If you think that Pac-Man on the Atari 2600 single-handedly brought the gaming industry to a halt, you'd be wrong. This is the classic example of a game being rushed to release so that it would be ready for Christmas. Atari produced five million copies of the game and only 1.5 million were sold. However, many of the sold copies were returned because people thought the game was terrible.
The end result was one of the worst games ever created. Atari was so disgusted with the results that they took numerous copies of the game and dumped them in a burial site in New Mexico. The sales of ET: The Extra Terrestrial cause Atari to file for bankruptcy and the gaming industry has never been the same since.
Creating a series inspired by The Legend of Zelda seems like something that can only end well, right? Thankfully, the resulting Okami is one of the best platformers ever created. It combines the exploration elements of a Zelda with a beautiful Japanese art style. It seems like the kind of game people would eat up. Unfortunately for Clover Studio, that was not the case.
Okami currently holds the record for "least commercially successful award for a game of the year." Despite its critical acclaim, Okami only managed to get 600,000 copies out. The failure of the title motivated Capcom to break up Clover Studio. However, the legacy of Okami would live on, having another entry on the DS, a remake on the Wii, and an HD remaster the PS3.
4 Eternal Darkness: Sanity's Requiem
In terms of horror games, the genre isn't doing much to reinvent the wheel, instead relying on jumpscares to fuel it (Resident Evil 7 is an exception). Jump back to the early 2000s with the GameCube, when Silicon Knights had an excellent idea to add to the horror genre with Eternal Darkness: Sanity's Requiem.
The game holds a staggering 9.6 on IGN and has been heralded as one of the most frightening horror games of all time. However, the game sold less than 20,000 copies altogether, which is horribly unfair for the quality of it. It's always unfortunate to see brilliance go to waste, but that's precisely what happened with Eternal Darkness: Sanity's Requiem.
Here's another example of the developers promising one thing and the public receiving another. Lair was supposed to be a game that combined tight battle mechanics with beautiful exploration and the ability to ride on a dragon. It seemed like a fantasy lover's dream come true, but that was far from what happened when the came released on the PS3.
Lair was heavily criticized for going through the motions. All of the battles and cutscenes were either predictable or repetitive, leading to poor sales. The game also led to many legal problems with Factor 5 (the developers) and they eventually had to close their U.S. division because of all of the trouble involved.
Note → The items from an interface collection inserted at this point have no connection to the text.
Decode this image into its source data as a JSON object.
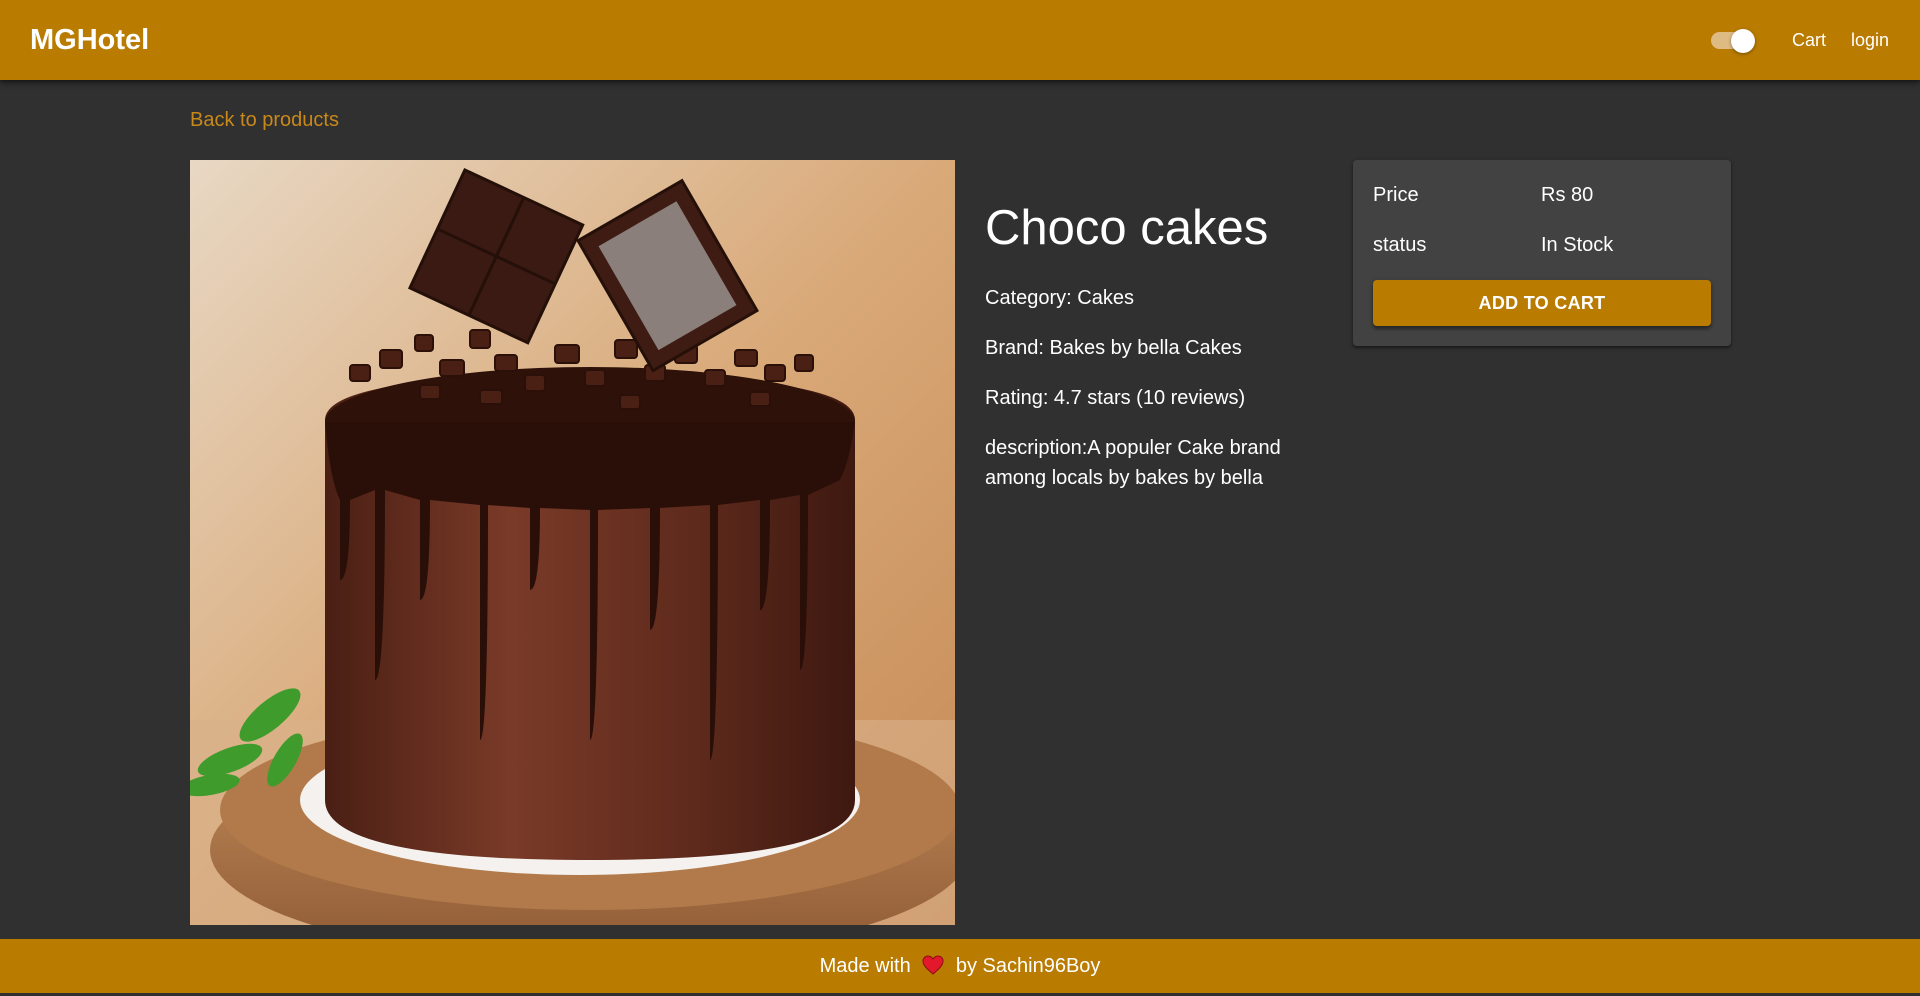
{
  "header": {
    "brand": "MGHotel",
    "theme_toggle_on": true,
    "nav": {
      "cart_label": "Cart",
      "login_label": "login"
    }
  },
  "back_link": "Back to products",
  "product": {
    "image_subject": "chocolate drip cake",
    "title": "Choco cakes",
    "category": "Category: Cakes",
    "brand": "Brand: Bakes by bella Cakes",
    "rating": "Rating: 4.7 stars (10 reviews)",
    "description": "description:A populer Cake brand among locals by bakes by bella"
  },
  "purchase_card": {
    "price_label": "Price",
    "price_value": "Rs 80",
    "status_label": "status",
    "status_value": "In Stock",
    "add_to_cart_label": "ADD TO CART"
  },
  "footer": {
    "text_before": "Made with",
    "heart_icon": "heart-icon",
    "text_after": "by Sachin96Boy"
  },
  "colors": {
    "accent": "#b97b00",
    "background": "#303030",
    "card": "#424242",
    "link": "#c9881a"
  }
}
2 Oddworld: Stranger's Wrath
While familiarity breeds contempt, if you stray too far from what people expect, then you shoot yourself in the foot. That's precisely what happened to Oddworld Inhabitants when they created Oddworld: Stranger's Wrath. Up until that point, the Oddworld series had been about platforming, rescuing various critters, and stopping enemies using quick thinking.
Stranger's Wrath was a different creation entirely. Instead, it focused on action, guns, and gorgeous visuals. All in all, it wasn't a bad game by any means. The problem was that it was so detached from the rest of the Oddworld series that it caused many to overlook it. This alone was enough to motivate the company to not create a game for many years until Oddworld: New 'N' Tasty!.
1 Sonic Boom: Rise Of Lyric
It's a moral travesty that the Sonic series has not been known for its quality in quite some time. SEGA was aware of this, though, and tried to bring a new take on Sonic as a way of revitalizing the franchise. Unfortunately, the original idea they had for this was quickly changed for Sonic Boom: Rise of Lyric.
I don't even know where to start with this game. Despite coming out on the Wii U, the visuals are quite ugly. The combat is poor, being less exciting than watching paint dry. The game is also riddled with bugs and glitches that you can access without even trying. To make matters worse, a tie-in 3DS game was also released, called Sonic Boom: Shattered Crystal. Between these two games, less than 500,000 copies were sold, making Sonic Boom the lowest-selling entry in the entire series.